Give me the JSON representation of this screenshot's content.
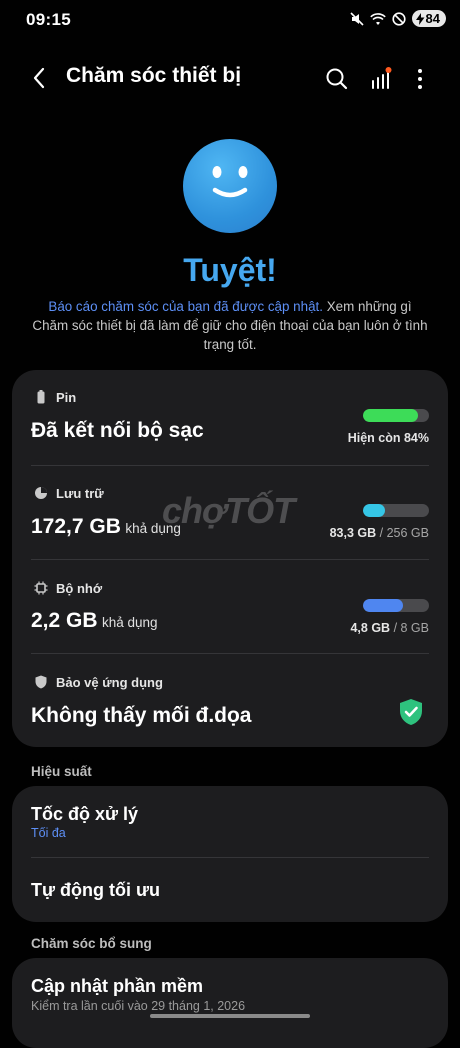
{
  "status_bar": {
    "time": "09:15",
    "battery": "84",
    "icons": [
      "mute-icon",
      "wifi-icon",
      "do-not-disturb-icon",
      "charging-icon"
    ]
  },
  "header": {
    "title": "Chăm sóc thiết bị",
    "icons": [
      "back-icon",
      "search-icon",
      "stats-icon",
      "more-icon"
    ]
  },
  "hero": {
    "headline": "Tuyệt!",
    "report_link": "Báo cáo chăm sóc của bạn đã được cập nhật.",
    "report_text": " Xem những gì Chăm sóc thiết bị đã làm để giữ cho điện thoại của bạn luôn ở tình trạng tốt."
  },
  "battery": {
    "label": "Pin",
    "status": "Đã kết nối bộ sạc",
    "remaining": "Hiện còn 84%",
    "level": 0.84,
    "color": "#3ddc58"
  },
  "storage": {
    "label": "Lưu trữ",
    "available": "172,7 GB",
    "available_suffix": "khả dụng",
    "used": "83,3 GB",
    "total": "/ 256 GB",
    "level": 0.33,
    "color": "#35c6e6"
  },
  "memory": {
    "label": "Bộ nhớ",
    "available": "2,2 GB",
    "available_suffix": "khả dụng",
    "used": "4,8 GB",
    "total": "/ 8 GB",
    "level": 0.6,
    "color": "#4f86f0"
  },
  "app_protection": {
    "label": "Bảo vệ ứng dụng",
    "status": "Không thấy mối đ.dọa",
    "color": "#2ec27e"
  },
  "performance": {
    "section_title": "Hiệu suất",
    "items": [
      {
        "title": "Tốc độ xử lý",
        "subtitle": "Tối đa"
      },
      {
        "title": "Tự động tối ưu"
      }
    ]
  },
  "extra_care": {
    "section_title": "Chăm sóc bổ sung",
    "items": [
      {
        "title": "Cập nhật phần mềm",
        "subtitle": "Kiểm tra lần cuối vào 29 tháng 1, 2026"
      }
    ]
  },
  "watermark": "chợTỐT"
}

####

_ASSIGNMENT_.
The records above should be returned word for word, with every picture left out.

_ANSWER TO THIS TASK_.
Give me the JSON representation of this screenshot's content.
{
  "status_bar": {
    "time": "09:15",
    "battery": "84",
    "icons": [
      "mute-icon",
      "wifi-icon",
      "do-not-disturb-icon",
      "charging-icon"
    ]
  },
  "header": {
    "title": "Chăm sóc thiết bị",
    "icons": [
      "back-icon",
      "search-icon",
      "stats-icon",
      "more-icon"
    ]
  },
  "hero": {
    "headline": "Tuyệt!",
    "report_link": "Báo cáo chăm sóc của bạn đã được cập nhật.",
    "report_text": " Xem những gì Chăm sóc thiết bị đã làm để giữ cho điện thoại của bạn luôn ở tình trạng tốt."
  },
  "battery": {
    "label": "Pin",
    "status": "Đã kết nối bộ sạc",
    "remaining": "Hiện còn 84%",
    "level": 0.84,
    "color": "#3ddc58"
  },
  "storage": {
    "label": "Lưu trữ",
    "available": "172,7 GB",
    "available_suffix": "khả dụng",
    "used": "83,3 GB",
    "total": "/ 256 GB",
    "level": 0.33,
    "color": "#35c6e6"
  },
  "memory": {
    "label": "Bộ nhớ",
    "available": "2,2 GB",
    "available_suffix": "khả dụng",
    "used": "4,8 GB",
    "total": "/ 8 GB",
    "level": 0.6,
    "color": "#4f86f0"
  },
  "app_protection": {
    "label": "Bảo vệ ứng dụng",
    "status": "Không thấy mối đ.dọa",
    "color": "#2ec27e"
  },
  "performance": {
    "section_title": "Hiệu suất",
    "items": [
      {
        "title": "Tốc độ xử lý",
        "subtitle": "Tối đa"
      },
      {
        "title": "Tự động tối ưu"
      }
    ]
  },
  "extra_care": {
    "section_title": "Chăm sóc bổ sung",
    "items": [
      {
        "title": "Cập nhật phần mềm",
        "subtitle": "Kiểm tra lần cuối vào 29 tháng 1, 2026"
      }
    ]
  },
  "watermark": "chợTỐT"
}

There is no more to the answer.